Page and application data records
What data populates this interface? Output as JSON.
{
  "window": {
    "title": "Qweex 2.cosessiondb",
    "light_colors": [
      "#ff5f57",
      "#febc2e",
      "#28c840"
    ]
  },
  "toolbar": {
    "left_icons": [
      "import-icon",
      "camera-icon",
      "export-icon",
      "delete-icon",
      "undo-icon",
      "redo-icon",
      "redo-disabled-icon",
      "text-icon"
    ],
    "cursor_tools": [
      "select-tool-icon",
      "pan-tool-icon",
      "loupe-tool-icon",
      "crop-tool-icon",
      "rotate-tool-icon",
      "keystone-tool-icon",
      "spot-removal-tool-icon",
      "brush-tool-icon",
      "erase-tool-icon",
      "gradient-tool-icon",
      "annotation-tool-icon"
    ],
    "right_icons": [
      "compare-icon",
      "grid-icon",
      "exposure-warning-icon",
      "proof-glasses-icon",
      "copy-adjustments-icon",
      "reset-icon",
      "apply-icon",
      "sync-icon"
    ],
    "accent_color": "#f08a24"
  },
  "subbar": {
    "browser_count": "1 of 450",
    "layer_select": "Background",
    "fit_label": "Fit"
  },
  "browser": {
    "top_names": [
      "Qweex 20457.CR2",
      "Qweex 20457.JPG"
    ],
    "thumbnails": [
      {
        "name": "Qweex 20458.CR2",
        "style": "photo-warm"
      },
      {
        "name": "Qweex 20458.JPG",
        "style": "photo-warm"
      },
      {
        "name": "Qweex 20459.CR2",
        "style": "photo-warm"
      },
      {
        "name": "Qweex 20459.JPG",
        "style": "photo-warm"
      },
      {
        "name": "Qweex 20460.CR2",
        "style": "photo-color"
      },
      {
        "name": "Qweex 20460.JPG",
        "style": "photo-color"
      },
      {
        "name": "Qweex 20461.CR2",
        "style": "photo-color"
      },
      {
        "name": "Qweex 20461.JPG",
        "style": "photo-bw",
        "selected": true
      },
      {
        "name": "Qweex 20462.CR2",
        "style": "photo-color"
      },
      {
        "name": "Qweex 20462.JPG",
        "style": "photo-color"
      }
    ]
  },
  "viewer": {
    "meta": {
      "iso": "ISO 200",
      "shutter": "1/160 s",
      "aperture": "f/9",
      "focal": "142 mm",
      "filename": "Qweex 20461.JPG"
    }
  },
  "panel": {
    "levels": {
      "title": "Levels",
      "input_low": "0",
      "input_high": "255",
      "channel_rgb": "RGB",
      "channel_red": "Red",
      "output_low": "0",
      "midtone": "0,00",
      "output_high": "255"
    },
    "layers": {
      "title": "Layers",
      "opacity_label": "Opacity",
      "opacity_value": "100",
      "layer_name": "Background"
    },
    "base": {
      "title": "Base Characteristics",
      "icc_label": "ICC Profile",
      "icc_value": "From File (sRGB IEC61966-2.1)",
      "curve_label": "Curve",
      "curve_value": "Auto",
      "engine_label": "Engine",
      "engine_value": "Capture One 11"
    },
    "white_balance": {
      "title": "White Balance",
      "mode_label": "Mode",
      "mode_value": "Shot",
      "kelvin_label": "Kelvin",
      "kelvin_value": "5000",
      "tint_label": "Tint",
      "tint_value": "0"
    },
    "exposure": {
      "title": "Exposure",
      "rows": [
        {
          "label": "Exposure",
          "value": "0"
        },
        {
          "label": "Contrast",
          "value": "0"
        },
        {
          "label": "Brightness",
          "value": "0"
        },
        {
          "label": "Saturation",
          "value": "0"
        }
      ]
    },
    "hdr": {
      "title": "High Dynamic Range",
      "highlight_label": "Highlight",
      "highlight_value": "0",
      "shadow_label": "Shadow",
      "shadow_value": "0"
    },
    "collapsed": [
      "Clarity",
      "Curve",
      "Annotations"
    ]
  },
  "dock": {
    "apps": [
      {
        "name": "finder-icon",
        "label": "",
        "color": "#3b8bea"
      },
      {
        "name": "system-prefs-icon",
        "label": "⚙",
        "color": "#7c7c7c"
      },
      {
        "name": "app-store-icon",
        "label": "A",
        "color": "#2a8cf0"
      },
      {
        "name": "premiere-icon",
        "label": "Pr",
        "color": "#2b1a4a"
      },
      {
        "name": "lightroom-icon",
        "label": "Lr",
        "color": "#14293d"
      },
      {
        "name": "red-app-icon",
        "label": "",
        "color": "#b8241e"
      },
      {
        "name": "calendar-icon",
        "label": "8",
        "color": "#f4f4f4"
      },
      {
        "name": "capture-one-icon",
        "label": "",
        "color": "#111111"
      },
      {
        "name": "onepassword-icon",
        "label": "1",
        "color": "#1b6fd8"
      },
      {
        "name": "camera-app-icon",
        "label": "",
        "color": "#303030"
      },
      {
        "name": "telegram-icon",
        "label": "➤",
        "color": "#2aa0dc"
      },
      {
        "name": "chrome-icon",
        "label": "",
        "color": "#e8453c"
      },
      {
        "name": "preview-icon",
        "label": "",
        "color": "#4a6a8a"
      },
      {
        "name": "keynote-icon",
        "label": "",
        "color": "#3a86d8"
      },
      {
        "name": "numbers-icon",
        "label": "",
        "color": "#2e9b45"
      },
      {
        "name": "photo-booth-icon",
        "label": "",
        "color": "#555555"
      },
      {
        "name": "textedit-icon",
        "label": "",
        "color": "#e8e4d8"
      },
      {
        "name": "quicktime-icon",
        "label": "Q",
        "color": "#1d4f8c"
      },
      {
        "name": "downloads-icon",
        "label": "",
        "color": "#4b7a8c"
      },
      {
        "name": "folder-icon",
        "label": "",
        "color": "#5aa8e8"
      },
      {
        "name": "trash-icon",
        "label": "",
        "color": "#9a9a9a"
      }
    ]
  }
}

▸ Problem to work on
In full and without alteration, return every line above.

▸ Answer
What data populates this interface? Output as JSON.
{
  "window": {
    "title": "Qweex 2.cosessiondb",
    "light_colors": [
      "#ff5f57",
      "#febc2e",
      "#28c840"
    ]
  },
  "toolbar": {
    "left_icons": [
      "import-icon",
      "camera-icon",
      "export-icon",
      "delete-icon",
      "undo-icon",
      "redo-icon",
      "redo-disabled-icon",
      "text-icon"
    ],
    "cursor_tools": [
      "select-tool-icon",
      "pan-tool-icon",
      "loupe-tool-icon",
      "crop-tool-icon",
      "rotate-tool-icon",
      "keystone-tool-icon",
      "spot-removal-tool-icon",
      "brush-tool-icon",
      "erase-tool-icon",
      "gradient-tool-icon",
      "annotation-tool-icon"
    ],
    "right_icons": [
      "compare-icon",
      "grid-icon",
      "exposure-warning-icon",
      "proof-glasses-icon",
      "copy-adjustments-icon",
      "reset-icon",
      "apply-icon",
      "sync-icon"
    ],
    "accent_color": "#f08a24"
  },
  "subbar": {
    "browser_count": "1 of 450",
    "layer_select": "Background",
    "fit_label": "Fit"
  },
  "browser": {
    "top_names": [
      "Qweex 20457.CR2",
      "Qweex 20457.JPG"
    ],
    "thumbnails": [
      {
        "name": "Qweex 20458.CR2",
        "style": "photo-warm"
      },
      {
        "name": "Qweex 20458.JPG",
        "style": "photo-warm"
      },
      {
        "name": "Qweex 20459.CR2",
        "style": "photo-warm"
      },
      {
        "name": "Qweex 20459.JPG",
        "style": "photo-warm"
      },
      {
        "name": "Qweex 20460.CR2",
        "style": "photo-color"
      },
      {
        "name": "Qweex 20460.JPG",
        "style": "photo-color"
      },
      {
        "name": "Qweex 20461.CR2",
        "style": "photo-color"
      },
      {
        "name": "Qweex 20461.JPG",
        "style": "photo-bw",
        "selected": true
      },
      {
        "name": "Qweex 20462.CR2",
        "style": "photo-color"
      },
      {
        "name": "Qweex 20462.JPG",
        "style": "photo-color"
      }
    ]
  },
  "viewer": {
    "meta": {
      "iso": "ISO 200",
      "shutter": "1/160 s",
      "aperture": "f/9",
      "focal": "142 mm",
      "filename": "Qweex 20461.JPG"
    }
  },
  "panel": {
    "levels": {
      "title": "Levels",
      "input_low": "0",
      "input_high": "255",
      "channel_rgb": "RGB",
      "channel_red": "Red",
      "output_low": "0",
      "midtone": "0,00",
      "output_high": "255"
    },
    "layers": {
      "title": "Layers",
      "opacity_label": "Opacity",
      "opacity_value": "100",
      "layer_name": "Background"
    },
    "base": {
      "title": "Base Characteristics",
      "icc_label": "ICC Profile",
      "icc_value": "From File (sRGB IEC61966-2.1)",
      "curve_label": "Curve",
      "curve_value": "Auto",
      "engine_label": "Engine",
      "engine_value": "Capture One 11"
    },
    "white_balance": {
      "title": "White Balance",
      "mode_label": "Mode",
      "mode_value": "Shot",
      "kelvin_label": "Kelvin",
      "kelvin_value": "5000",
      "tint_label": "Tint",
      "tint_value": "0"
    },
    "exposure": {
      "title": "Exposure",
      "rows": [
        {
          "label": "Exposure",
          "value": "0"
        },
        {
          "label": "Contrast",
          "value": "0"
        },
        {
          "label": "Brightness",
          "value": "0"
        },
        {
          "label": "Saturation",
          "value": "0"
        }
      ]
    },
    "hdr": {
      "title": "High Dynamic Range",
      "highlight_label": "Highlight",
      "highlight_value": "0",
      "shadow_label": "Shadow",
      "shadow_value": "0"
    },
    "collapsed": [
      "Clarity",
      "Curve",
      "Annotations"
    ]
  },
  "dock": {
    "apps": [
      {
        "name": "finder-icon",
        "label": "",
        "color": "#3b8bea"
      },
      {
        "name": "system-prefs-icon",
        "label": "⚙",
        "color": "#7c7c7c"
      },
      {
        "name": "app-store-icon",
        "label": "A",
        "color": "#2a8cf0"
      },
      {
        "name": "premiere-icon",
        "label": "Pr",
        "color": "#2b1a4a"
      },
      {
        "name": "lightroom-icon",
        "label": "Lr",
        "color": "#14293d"
      },
      {
        "name": "red-app-icon",
        "label": "",
        "color": "#b8241e"
      },
      {
        "name": "calendar-icon",
        "label": "8",
        "color": "#f4f4f4"
      },
      {
        "name": "capture-one-icon",
        "label": "",
        "color": "#111111"
      },
      {
        "name": "onepassword-icon",
        "label": "1",
        "color": "#1b6fd8"
      },
      {
        "name": "camera-app-icon",
        "label": "",
        "color": "#303030"
      },
      {
        "name": "telegram-icon",
        "label": "➤",
        "color": "#2aa0dc"
      },
      {
        "name": "chrome-icon",
        "label": "",
        "color": "#e8453c"
      },
      {
        "name": "preview-icon",
        "label": "",
        "color": "#4a6a8a"
      },
      {
        "name": "keynote-icon",
        "label": "",
        "color": "#3a86d8"
      },
      {
        "name": "numbers-icon",
        "label": "",
        "color": "#2e9b45"
      },
      {
        "name": "photo-booth-icon",
        "label": "",
        "color": "#555555"
      },
      {
        "name": "textedit-icon",
        "label": "",
        "color": "#e8e4d8"
      },
      {
        "name": "quicktime-icon",
        "label": "Q",
        "color": "#1d4f8c"
      },
      {
        "name": "downloads-icon",
        "label": "",
        "color": "#4b7a8c"
      },
      {
        "name": "folder-icon",
        "label": "",
        "color": "#5aa8e8"
      },
      {
        "name": "trash-icon",
        "label": "",
        "color": "#9a9a9a"
      }
    ]
  }
}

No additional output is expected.